2) What remedies can be imposed in cases of misappropriation?
Although the Trade Secrets Act took inspiration for its enforcement aspects from the rules on enforcement of intellectual property rights, there are some striking differences. The absence of a counterfeit search and seizure procedure was already mentioned in our last post. In addition, for trade secrets cases, Article XI.336/4 of the Belgian Economic Code provides a whole series of criteria that can be considered by a judge when seeking to determine whether and to what extent certain enforcement measures should be granted.

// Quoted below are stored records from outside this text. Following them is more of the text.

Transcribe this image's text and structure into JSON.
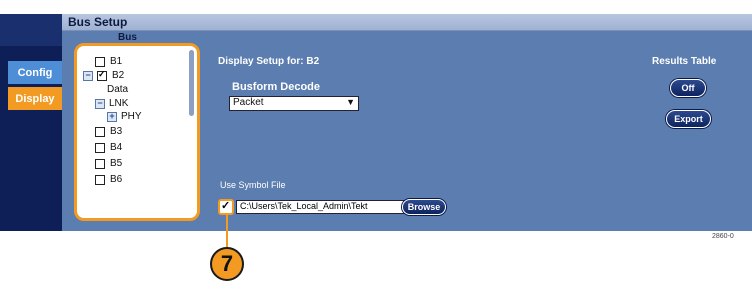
{
  "window": {
    "title": "Bus Setup"
  },
  "sidebar": {
    "tabs": [
      {
        "label": "Config"
      },
      {
        "label": "Display"
      }
    ]
  },
  "bus_panel": {
    "title": "Bus",
    "items": [
      {
        "label": "B1",
        "checked": false
      },
      {
        "label": "B2",
        "checked": true,
        "expanded": true
      },
      {
        "label": "Data"
      },
      {
        "label": "LNK",
        "expanded": true
      },
      {
        "label": "PHY",
        "expanded": false
      },
      {
        "label": "B3",
        "checked": false
      },
      {
        "label": "B4",
        "checked": false
      },
      {
        "label": "B5",
        "checked": false
      },
      {
        "label": "B6",
        "checked": false
      }
    ]
  },
  "display_setup": {
    "label": "Display Setup for:  B2",
    "busform_label": "Busform Decode",
    "busform_value": "Packet"
  },
  "results_table": {
    "label": "Results Table",
    "off_label": "Off",
    "export_label": "Export"
  },
  "symbol_file": {
    "label": "Use Symbol File",
    "checked": true,
    "path": "C:\\Users\\Tek_Local_Admin\\Tekt",
    "browse_label": "Browse"
  },
  "callout": {
    "number": "7"
  },
  "figure_id": "2860-0"
}
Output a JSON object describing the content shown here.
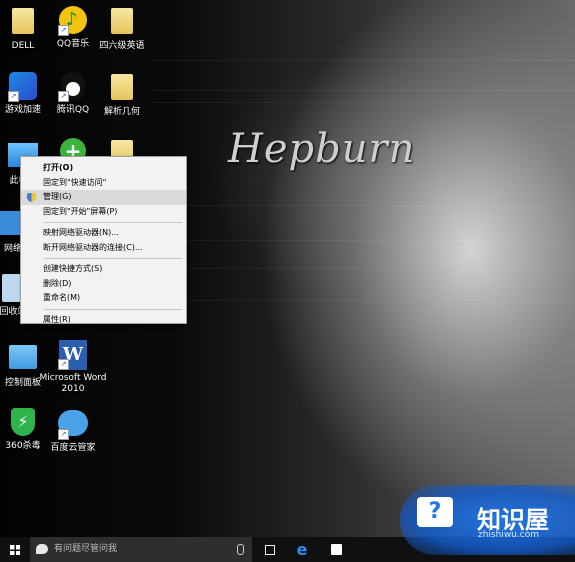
{
  "desktop": {
    "wallpaper_text": "Hepburn",
    "icons": [
      {
        "label": "DELL"
      },
      {
        "label": "QQ音乐"
      },
      {
        "label": "四六级英语"
      },
      {
        "label": "游戏加速"
      },
      {
        "label": "腾讯QQ"
      },
      {
        "label": "解析几何"
      },
      {
        "label": "此电脑"
      },
      {
        "label": "网络"
      },
      {
        "label": "回收站"
      },
      {
        "label": "控制面板"
      },
      {
        "label": "Microsoft Word 2010"
      },
      {
        "label": "360杀毒"
      },
      {
        "label": "百度云管家"
      }
    ]
  },
  "context_menu": {
    "items": [
      {
        "label": "打开(O)"
      },
      {
        "label": "固定到\"快速访问\""
      },
      {
        "label": "管理(G)"
      },
      {
        "label": "固定到\"开始\"屏幕(P)"
      },
      {
        "label": "映射网络驱动器(N)..."
      },
      {
        "label": "断开网络驱动器的连接(C)..."
      },
      {
        "label": "创建快捷方式(S)"
      },
      {
        "label": "删除(D)"
      },
      {
        "label": "重命名(M)"
      },
      {
        "label": "属性(R)"
      }
    ]
  },
  "taskbar": {
    "search_placeholder": "有问题尽管问我"
  },
  "watermark": {
    "title": "知识屋",
    "url": "zhishiwu.com"
  }
}
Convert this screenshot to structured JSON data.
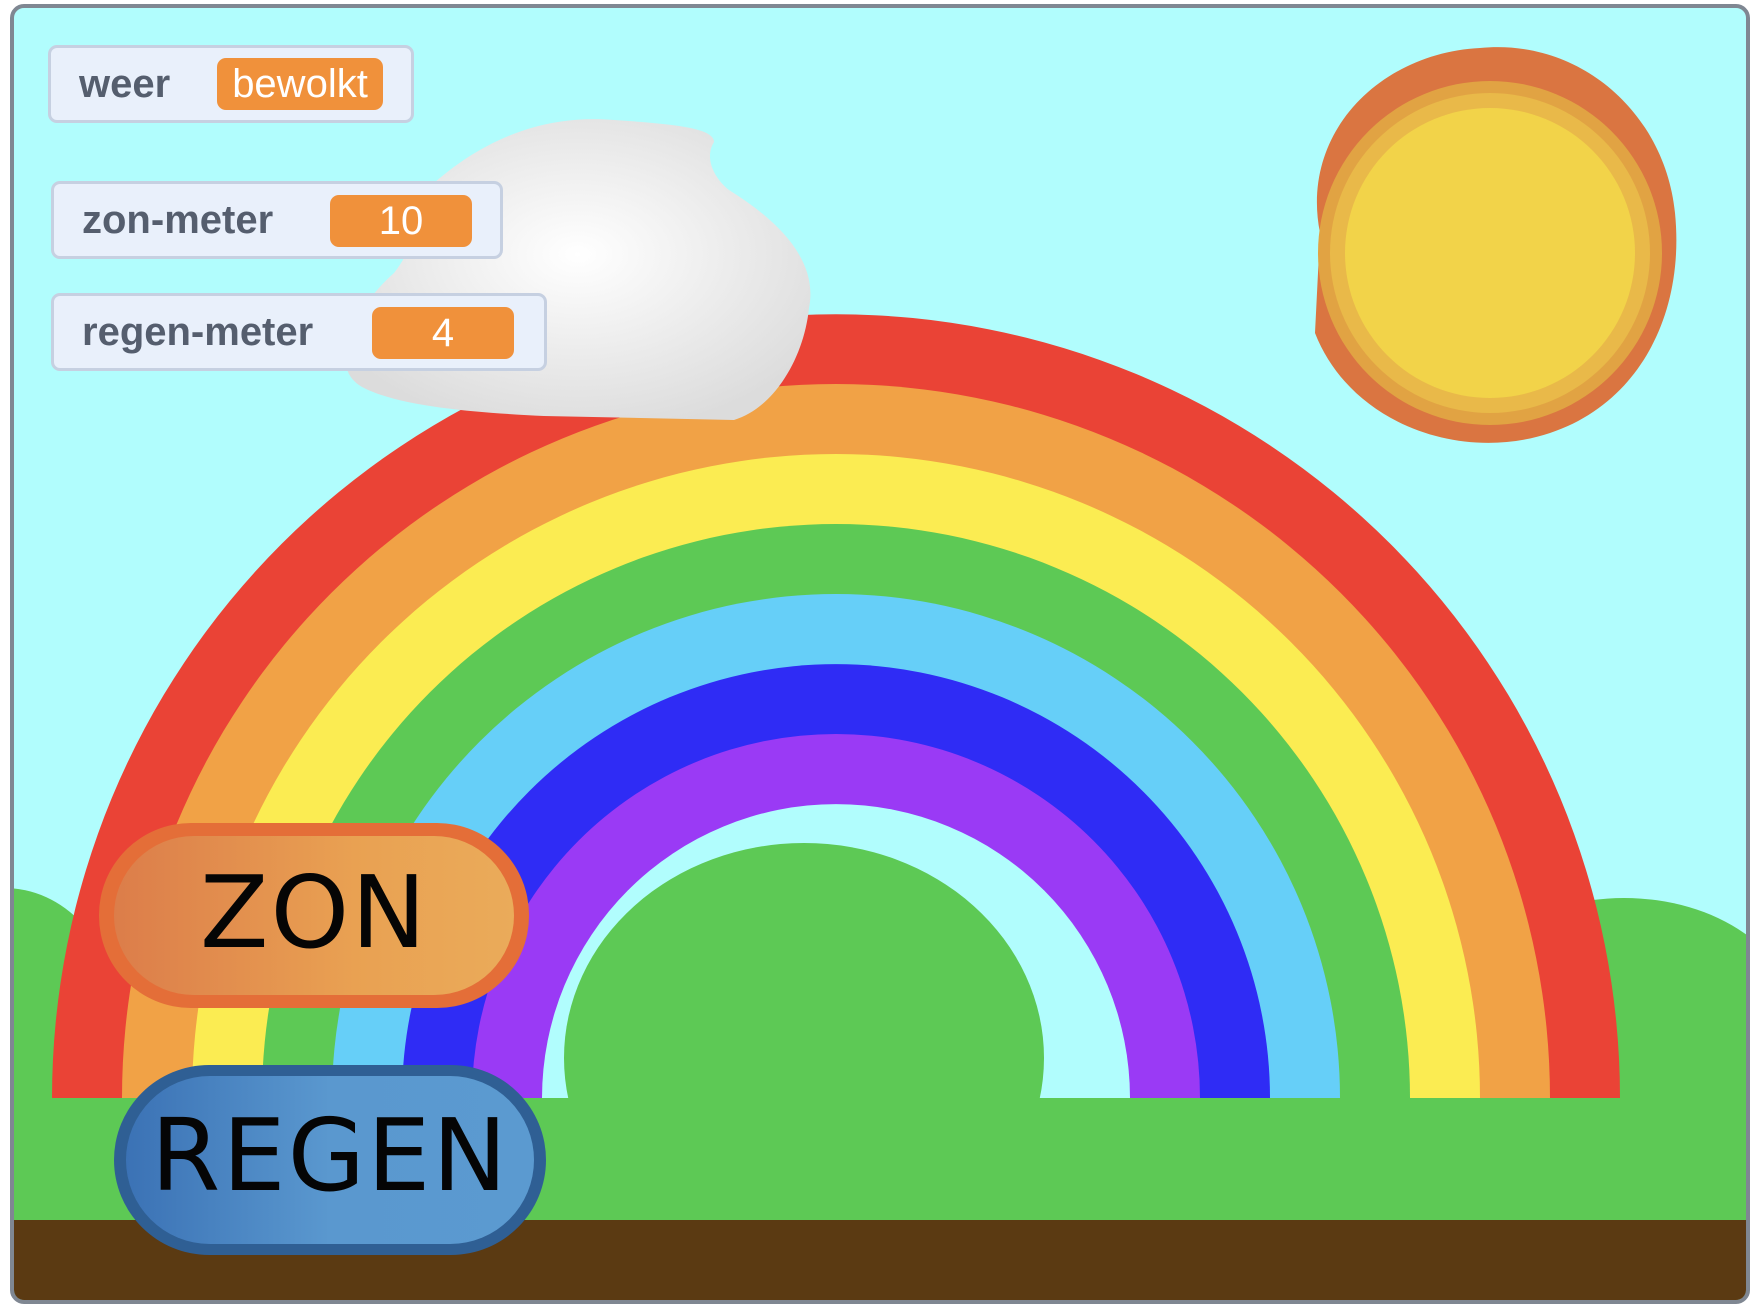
{
  "stage": {
    "sky_color": "#b1fdfd",
    "grass_color": "#5dc955",
    "ground_color": "#5b3a12",
    "rainbow_colors": [
      "#ea4336",
      "#f1a246",
      "#fbec52",
      "#5dc955",
      "#66cff8",
      "#2f2cf5",
      "#9a3af5"
    ]
  },
  "monitors": {
    "weer": {
      "label": "weer",
      "value": "bewolkt"
    },
    "zon_meter": {
      "label": "zon-meter",
      "value": "10"
    },
    "regen_meter": {
      "label": "regen-meter",
      "value": "4"
    },
    "value_color": "#f0913b"
  },
  "sprites": {
    "sun": {
      "icon": "sun-icon",
      "color": "#f2d349"
    },
    "cloud": {
      "icon": "cloud-icon",
      "color": "#f2f2f2"
    }
  },
  "buttons": {
    "zon": {
      "label": "ZON",
      "color": "#e9a152"
    },
    "regen": {
      "label": "REGEN",
      "color": "#4a8bc8"
    }
  }
}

In practice, however, case law shows a general tendency to grant fairly classic enforcement measures. The Ghent enterprise court imposed a competition ban for six months, subject to necessary penalty payments.[iii] Although the court considered that this measure might on its face appear to be drastic, it argued that it was likely to be effective in stopping the infringement, and that the six-month period allowed the infringer to adapt his conduct and resume lawful competition afterwards. In another case, the Antwerp enterprise court rejected the request to destroy the copied trade secrets, as it would have been easy to copy the digital data again before destroying the original copy.[iv] As an alternative, the court imposed a prohibition on further communication or disclosure of the information, under forfeiture of a penalty payment. The Ghent court of appeal provided an identical measure for the use of confidential information in copied databases.[v] The President of the Antwerp court imposed an obligation to return the information, and also required the identification of all persons to whom the infringer had already disclosed the trade secrets.[vi]
[i] Ond. Brussels (Fr) October 31, 2019, Ing.-Cons. 2019, 657 et seq.
[ii] Antwerp 13 May 2020, A.R. 2020/RK/8, Melis Events BV v. De Lilse Bergen Vzw and others, unpublished, marg. 13 et seq.
[iii] Orb. Ghent 24 June 2020, AR A/19/03789, NV Entaco v. Comm. V O.F.P.-Chemicals, unpublished, 12.
[iv] Orb. Antwerp May 9, 2019, TBH 2020, 383.
[v] Ghent June 4, 2018, IRDI 2018, 264.
[vi] Vz. Rb. Antwerp 26 March 2020, A.R. 20/19/C, unpublished.